● **TASK INSTRUCTIONS**
Your answer must be a single number: the count of lines in the entries below that hold "contact".

[Website and app data records]
•••••
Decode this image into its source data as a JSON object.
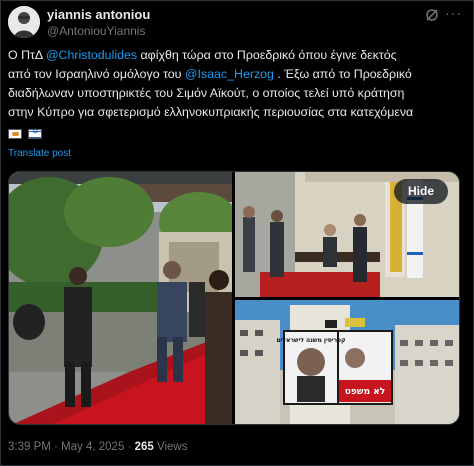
{
  "author": {
    "name": "yiannis antoniou",
    "handle": "@AntoniouYiannis"
  },
  "tweet": {
    "line1_pre": "Ο ΠτΔ ",
    "mention1": "@Christodulides",
    "line1_post": " αφίχθη τώρα στο Προεδρικό όπου έγινε δεκτός",
    "line2_pre": "από τον Ισραηλινό ομόλογο του ",
    "mention2": "@Isaac_Herzog",
    "line2_post": " . Έξω από το Προεδρικό",
    "line3": "διαδήλωναν υποστηρικτές του Σιμόν Αϊκούτ, ο οποίος τελεί υπό κράτηση",
    "line4": "στην Κύπρο για σφετερισμό ελληνοκυπριακής περιουσίας στα κατεχόμενα",
    "flags": [
      "cyprus-flag",
      "israel-flag"
    ]
  },
  "translate_label": "Translate post",
  "media": {
    "hide_label": "Hide",
    "billboard": {
      "top_text": "קפריסין משנה לישראלים",
      "bottom_text": "לא משפט"
    }
  },
  "footer": {
    "time": "3:39 PM",
    "separator": " · ",
    "date": "May 4, 2025",
    "views_count": "265",
    "views_label": " Views"
  },
  "colors": {
    "background": "#000000",
    "text": "#e7e9ea",
    "secondary": "#71767b",
    "link": "#1d9bf0",
    "red_carpet": "#c8141e"
  }
}
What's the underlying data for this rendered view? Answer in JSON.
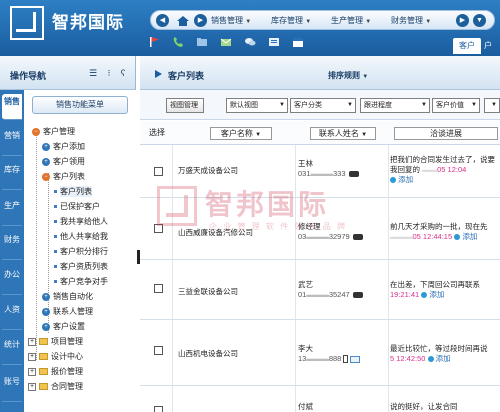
{
  "header": {
    "brand": "智邦国际",
    "nav_menus": [
      {
        "label": "销售管理"
      },
      {
        "label": "库存管理"
      },
      {
        "label": "生产管理"
      },
      {
        "label": "财务管理"
      }
    ],
    "tabs": [
      {
        "label": "客户"
      },
      {
        "label": "户"
      }
    ]
  },
  "sidebar": {
    "title": "操作导航",
    "vertical_tabs": [
      "销售",
      "营销",
      "库存",
      "生产",
      "财务",
      "办公",
      "人资",
      "统计",
      "账号"
    ],
    "function_button": "销售功能菜单",
    "tree": [
      {
        "label": "客户管理"
      },
      {
        "label": "客户添加"
      },
      {
        "label": "客户领用"
      },
      {
        "label": "客户列表"
      },
      {
        "label": "客户列表"
      },
      {
        "label": "已保护客户"
      },
      {
        "label": "我共享给他人"
      },
      {
        "label": "他人共享给我"
      },
      {
        "label": "客户积分排行"
      },
      {
        "label": "客户资质列表"
      },
      {
        "label": "客户竞争对手"
      },
      {
        "label": "销售自动化"
      },
      {
        "label": "联系人管理"
      },
      {
        "label": "客户设置"
      },
      {
        "label": "项目管理"
      },
      {
        "label": "设计中心"
      },
      {
        "label": "报价管理"
      },
      {
        "label": "合同管理"
      }
    ]
  },
  "main": {
    "title": "客户列表",
    "sort_label": "排序规则",
    "filters": {
      "view_button": "视图管理",
      "default_view": "默认视图",
      "category": "客户分类",
      "follow": "跟进程度",
      "value": "客户价值"
    },
    "columns": {
      "select": "选择",
      "name": "客户名称",
      "contact": "联系人姓名",
      "progress": "洽谈进展"
    },
    "rows": [
      {
        "company": "万盛天成设备公司",
        "contact": "王林",
        "phone": "031",
        "phone_tail": "333",
        "progress": "把我们的合同发生过去了，说要",
        "progress2": "我回复的",
        "date": "05 12:04",
        "add": "添加"
      },
      {
        "company": "山西威廉设备汽修公司",
        "contact": "修经理",
        "phone": "03",
        "phone_tail": "32979",
        "progress": "前几天才采购的一批，现在先",
        "progress2": "",
        "date": "05 12:44:15",
        "add": "添加"
      },
      {
        "company": "三益金联设备公司",
        "contact": "武艺",
        "phone": "01",
        "phone_tail": "35247",
        "progress": "在出差，下周回公司再联系",
        "progress2": "19:21:41",
        "date": "",
        "add": "添加"
      },
      {
        "company": "山西机电设备公司",
        "contact": "李大",
        "phone": "13",
        "phone_tail": "888",
        "progress": "最近比较忙，等过段时间再说",
        "progress2": "5 12:42:50",
        "date": "",
        "add": "添加"
      },
      {
        "company": "",
        "contact": "付斌",
        "phone": "",
        "phone_tail": "",
        "progress": "说的挺好，让发合同",
        "progress2": "",
        "date": "",
        "add": ""
      }
    ]
  },
  "watermark": {
    "text": "智邦国际",
    "sub": "企 业 管 理 软 件 领 先 品 牌"
  },
  "colors": {
    "header_blue": "#1a5d9f",
    "accent_pink": "#d9308a",
    "link_blue": "#2a6fb5"
  }
}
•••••
● **ANSWER TO THIS TASK**
6